This news comes despite Twitter launching its new feature, “Moments”, which aims to drive the platform back into the mainstream. Twitter will hope that it’s recently launched algorithmic timeline, which pushes ‘recommended’ tweets to the top, will positively impact on user uptake.
— Sarah H. Dempster (@SarahDemp) February 13, 2016
Changes to how we reply on Twitter
Twitter is going to change the way user reply to tweets in order to make the app more appealing and less complicated for potential news users and less savvy users of the app. No one is yet sure what the changes will look like but TechCrunch wrote “this, in theory, will at least address the “Twitter Canoe” problem”, i.e. when a conversation starts, people join in and before you know it, most of the 140 characters have been eaten up by @replying to everyone. It also pointed out that less clued-up Twitter users may struggle to tell the difference between “tweets” and “replies”, going on to say that “Twitter could give some obvious visual indication” to help users differentiate between the two. Twitter has so far struggled to implement changes without upsetting its hard-core fans, so we’ll wait to see if these changes cause uproar.

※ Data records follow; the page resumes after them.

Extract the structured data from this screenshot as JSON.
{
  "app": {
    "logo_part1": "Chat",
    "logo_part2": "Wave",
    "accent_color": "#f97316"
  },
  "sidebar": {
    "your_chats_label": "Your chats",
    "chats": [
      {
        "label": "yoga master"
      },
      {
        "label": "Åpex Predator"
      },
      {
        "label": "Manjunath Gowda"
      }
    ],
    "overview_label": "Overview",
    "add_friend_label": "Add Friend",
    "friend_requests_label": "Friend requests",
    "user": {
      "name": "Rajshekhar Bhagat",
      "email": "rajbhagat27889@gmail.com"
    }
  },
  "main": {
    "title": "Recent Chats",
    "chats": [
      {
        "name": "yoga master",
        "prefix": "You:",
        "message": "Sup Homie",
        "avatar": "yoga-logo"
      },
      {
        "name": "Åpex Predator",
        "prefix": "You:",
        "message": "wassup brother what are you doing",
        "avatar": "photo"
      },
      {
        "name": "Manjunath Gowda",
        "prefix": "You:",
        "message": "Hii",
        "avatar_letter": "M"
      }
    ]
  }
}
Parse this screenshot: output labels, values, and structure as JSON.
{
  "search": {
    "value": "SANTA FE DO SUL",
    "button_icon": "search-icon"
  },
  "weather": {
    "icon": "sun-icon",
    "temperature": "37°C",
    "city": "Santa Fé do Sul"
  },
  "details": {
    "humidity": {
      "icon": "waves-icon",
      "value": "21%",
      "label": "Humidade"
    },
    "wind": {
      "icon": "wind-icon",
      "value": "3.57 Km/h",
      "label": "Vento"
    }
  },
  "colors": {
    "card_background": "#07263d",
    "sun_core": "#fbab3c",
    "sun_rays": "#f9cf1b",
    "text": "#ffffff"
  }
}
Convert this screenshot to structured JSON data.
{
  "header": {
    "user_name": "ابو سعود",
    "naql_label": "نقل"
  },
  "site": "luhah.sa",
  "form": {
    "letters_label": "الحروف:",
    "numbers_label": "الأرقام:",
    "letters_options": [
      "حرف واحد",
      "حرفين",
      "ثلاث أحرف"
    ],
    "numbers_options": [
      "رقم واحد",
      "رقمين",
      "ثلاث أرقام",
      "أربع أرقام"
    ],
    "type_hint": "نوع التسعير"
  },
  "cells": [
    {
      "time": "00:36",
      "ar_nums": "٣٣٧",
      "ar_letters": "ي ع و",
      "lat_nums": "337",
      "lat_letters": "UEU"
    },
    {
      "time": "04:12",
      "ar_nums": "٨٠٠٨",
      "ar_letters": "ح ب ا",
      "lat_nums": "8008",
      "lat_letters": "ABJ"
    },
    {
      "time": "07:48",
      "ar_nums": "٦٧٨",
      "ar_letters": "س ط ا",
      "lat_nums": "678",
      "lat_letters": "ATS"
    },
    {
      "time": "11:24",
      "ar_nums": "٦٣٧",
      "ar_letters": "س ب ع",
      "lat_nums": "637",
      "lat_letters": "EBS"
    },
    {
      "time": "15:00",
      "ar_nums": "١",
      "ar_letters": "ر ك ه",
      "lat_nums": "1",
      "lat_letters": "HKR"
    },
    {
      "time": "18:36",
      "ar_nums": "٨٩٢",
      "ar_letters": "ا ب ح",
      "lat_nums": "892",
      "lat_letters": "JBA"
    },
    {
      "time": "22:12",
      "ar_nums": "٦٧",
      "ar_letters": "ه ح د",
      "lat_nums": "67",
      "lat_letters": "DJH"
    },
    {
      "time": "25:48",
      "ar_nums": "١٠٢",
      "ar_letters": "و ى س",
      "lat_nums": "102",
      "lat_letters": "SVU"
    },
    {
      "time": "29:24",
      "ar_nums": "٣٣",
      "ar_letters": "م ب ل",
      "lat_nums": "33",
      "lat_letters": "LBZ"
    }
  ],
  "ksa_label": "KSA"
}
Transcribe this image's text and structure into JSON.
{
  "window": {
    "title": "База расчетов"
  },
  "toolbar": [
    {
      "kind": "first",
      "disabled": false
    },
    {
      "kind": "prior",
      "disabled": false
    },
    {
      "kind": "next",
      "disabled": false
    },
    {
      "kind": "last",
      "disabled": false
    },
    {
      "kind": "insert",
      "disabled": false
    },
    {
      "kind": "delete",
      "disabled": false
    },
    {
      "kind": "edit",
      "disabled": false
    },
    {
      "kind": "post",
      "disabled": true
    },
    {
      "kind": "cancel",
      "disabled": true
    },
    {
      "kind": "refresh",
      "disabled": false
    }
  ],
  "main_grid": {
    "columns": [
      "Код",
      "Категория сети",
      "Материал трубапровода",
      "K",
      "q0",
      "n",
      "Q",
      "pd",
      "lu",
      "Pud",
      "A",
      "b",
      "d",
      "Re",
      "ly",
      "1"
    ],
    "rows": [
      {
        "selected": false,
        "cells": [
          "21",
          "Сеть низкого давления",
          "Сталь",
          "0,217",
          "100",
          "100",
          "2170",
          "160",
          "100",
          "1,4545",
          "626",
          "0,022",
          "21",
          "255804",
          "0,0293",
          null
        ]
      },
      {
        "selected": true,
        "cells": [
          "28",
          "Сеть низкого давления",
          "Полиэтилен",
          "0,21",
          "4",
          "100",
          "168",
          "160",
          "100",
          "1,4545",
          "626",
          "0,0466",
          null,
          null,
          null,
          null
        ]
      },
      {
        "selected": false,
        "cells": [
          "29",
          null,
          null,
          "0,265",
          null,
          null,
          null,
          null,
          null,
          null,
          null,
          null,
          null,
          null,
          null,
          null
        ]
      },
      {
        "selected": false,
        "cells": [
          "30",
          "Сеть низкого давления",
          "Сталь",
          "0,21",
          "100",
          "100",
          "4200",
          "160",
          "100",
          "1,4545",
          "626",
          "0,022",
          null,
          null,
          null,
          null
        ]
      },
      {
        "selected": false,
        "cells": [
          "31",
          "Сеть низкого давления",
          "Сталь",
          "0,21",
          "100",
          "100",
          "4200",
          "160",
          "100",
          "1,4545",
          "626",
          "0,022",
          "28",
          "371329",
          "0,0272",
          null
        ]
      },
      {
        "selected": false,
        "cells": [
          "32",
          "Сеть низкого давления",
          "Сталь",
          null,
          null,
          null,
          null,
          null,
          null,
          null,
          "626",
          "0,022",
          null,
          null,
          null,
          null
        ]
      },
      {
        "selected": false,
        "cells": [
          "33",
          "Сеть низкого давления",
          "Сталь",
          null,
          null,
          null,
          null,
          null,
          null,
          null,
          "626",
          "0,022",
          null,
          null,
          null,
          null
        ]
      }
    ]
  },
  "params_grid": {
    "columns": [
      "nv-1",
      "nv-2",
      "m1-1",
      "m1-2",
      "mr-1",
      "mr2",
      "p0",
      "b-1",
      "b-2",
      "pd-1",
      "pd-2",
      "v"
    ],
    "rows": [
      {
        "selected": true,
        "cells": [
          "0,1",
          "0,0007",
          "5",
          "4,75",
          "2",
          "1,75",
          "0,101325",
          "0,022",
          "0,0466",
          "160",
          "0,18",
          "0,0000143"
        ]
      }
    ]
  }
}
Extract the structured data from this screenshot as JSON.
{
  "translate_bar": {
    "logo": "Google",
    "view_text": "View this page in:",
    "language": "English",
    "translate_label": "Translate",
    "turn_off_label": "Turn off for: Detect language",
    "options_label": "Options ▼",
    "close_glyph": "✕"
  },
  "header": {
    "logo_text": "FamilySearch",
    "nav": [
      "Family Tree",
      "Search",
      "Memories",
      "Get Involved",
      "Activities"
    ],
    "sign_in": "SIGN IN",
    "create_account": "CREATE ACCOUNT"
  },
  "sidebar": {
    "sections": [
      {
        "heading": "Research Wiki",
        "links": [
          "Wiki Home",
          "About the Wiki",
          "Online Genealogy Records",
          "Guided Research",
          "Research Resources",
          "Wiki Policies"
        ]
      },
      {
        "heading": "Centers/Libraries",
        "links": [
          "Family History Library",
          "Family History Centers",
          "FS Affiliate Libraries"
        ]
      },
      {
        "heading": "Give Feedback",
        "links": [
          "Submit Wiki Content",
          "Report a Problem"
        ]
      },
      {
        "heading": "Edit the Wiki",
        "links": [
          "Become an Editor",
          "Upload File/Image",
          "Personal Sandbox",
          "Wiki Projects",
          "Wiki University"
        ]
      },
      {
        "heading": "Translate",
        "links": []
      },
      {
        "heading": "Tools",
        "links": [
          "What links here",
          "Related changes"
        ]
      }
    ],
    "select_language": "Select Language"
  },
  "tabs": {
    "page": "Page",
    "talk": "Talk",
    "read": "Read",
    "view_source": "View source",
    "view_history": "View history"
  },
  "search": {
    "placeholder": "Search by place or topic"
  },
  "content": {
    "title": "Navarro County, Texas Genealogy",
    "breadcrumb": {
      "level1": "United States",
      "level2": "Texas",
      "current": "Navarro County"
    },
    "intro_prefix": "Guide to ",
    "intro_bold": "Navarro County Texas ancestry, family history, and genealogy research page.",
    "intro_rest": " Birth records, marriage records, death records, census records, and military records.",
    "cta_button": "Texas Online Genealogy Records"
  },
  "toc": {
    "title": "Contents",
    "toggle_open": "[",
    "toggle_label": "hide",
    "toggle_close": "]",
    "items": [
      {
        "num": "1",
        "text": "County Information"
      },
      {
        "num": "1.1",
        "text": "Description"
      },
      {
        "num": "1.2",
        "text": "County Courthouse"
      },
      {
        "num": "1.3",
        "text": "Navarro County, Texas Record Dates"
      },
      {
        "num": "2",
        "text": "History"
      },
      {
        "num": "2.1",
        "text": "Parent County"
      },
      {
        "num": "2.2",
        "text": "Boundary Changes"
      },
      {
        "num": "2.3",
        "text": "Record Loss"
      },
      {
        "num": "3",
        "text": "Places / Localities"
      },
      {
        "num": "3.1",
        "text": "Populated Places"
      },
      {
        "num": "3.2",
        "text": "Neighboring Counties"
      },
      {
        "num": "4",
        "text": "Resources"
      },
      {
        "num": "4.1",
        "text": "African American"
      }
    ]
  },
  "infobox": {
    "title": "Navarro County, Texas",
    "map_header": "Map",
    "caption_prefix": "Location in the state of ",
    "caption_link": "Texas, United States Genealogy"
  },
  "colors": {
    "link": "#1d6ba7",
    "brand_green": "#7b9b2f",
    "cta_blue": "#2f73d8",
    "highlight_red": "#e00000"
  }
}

Twitter’s algorithm-driven timeline launches
A few days ago Twitter’s new algorithm-driven timeline hit some of our twitter feeds. At the moment this is only an opt-in option which is good news for Twitter users who were disgruntled by reports of this timeline change up that #RIPTwitter was trending last weekend.
However it is soon going to become an opt-out option, which is likely to be much more controversial among the ‘Twitterati’. As Twitter desperately tries to transform it’s fortunes and attract new users, it risks losing some of it’s most loyal users.
Instagram to have count bar under videos
Instagram announced that “over the next few weeks” they’ll introduce a views count bar underneath videos. The picture app has slowly developed its video offering with the introduction of two apps, Hyperlapse and Boomerang, as well as the recent news that it’s 30 second video ads limit would be increased to a whole 60 seconds.
This latest development perhaps shows the intent that Instagram has to compete with the likes of YouTube and vine. This move is likely to impress advertisers.
— Gatorade (@Gatorade) February 8, 2016
Snapchat wins the Super Bowl
According to the Los Angeles Times, Snapchat’s user numbers grew rapidly throughout 2015 with its 8 to 24-year-old base increasing by 56%, the 25- to 34-year-old user’s bracket grew and astonishing 103 percent and its over-35 user base grew 84 percent. To cap a good year, Snapchat had a really successful Super Bowl 50 as some majorly big brands got on board to advertise on the increasingly successful app.
Taco Bell, General Electric, Pepsi, Coke, Marriot and EA were just some of the big names who took to Snapchat during the Super Bowl. MarketingLand’s Nick Cicero’s favourite use of Snapchat was Gatorades sponsored lense in which people could give themselves Gatorade baths. According to the company the lense was viewed 100 million times which is fantastic reach and a lot of spilt Gatorade
In contrast, it wasn’t to be Twitter’s or Facebook’s Super Bowl this year. The amount of tweets about the big game were down 25% however there was a silver lining as it’s reported figure of 4.3 billion impressions meant that this was a gain of 72% compared to last year.
Facebook saw a drop in 65 million social interactions down to 200 million which was also a 25% drop compared to 2015. The number of Facebook users responsible for these social actions were down 8% a drop of 5 million making this a good Super Bowl for Snapchat and bodes well for its future.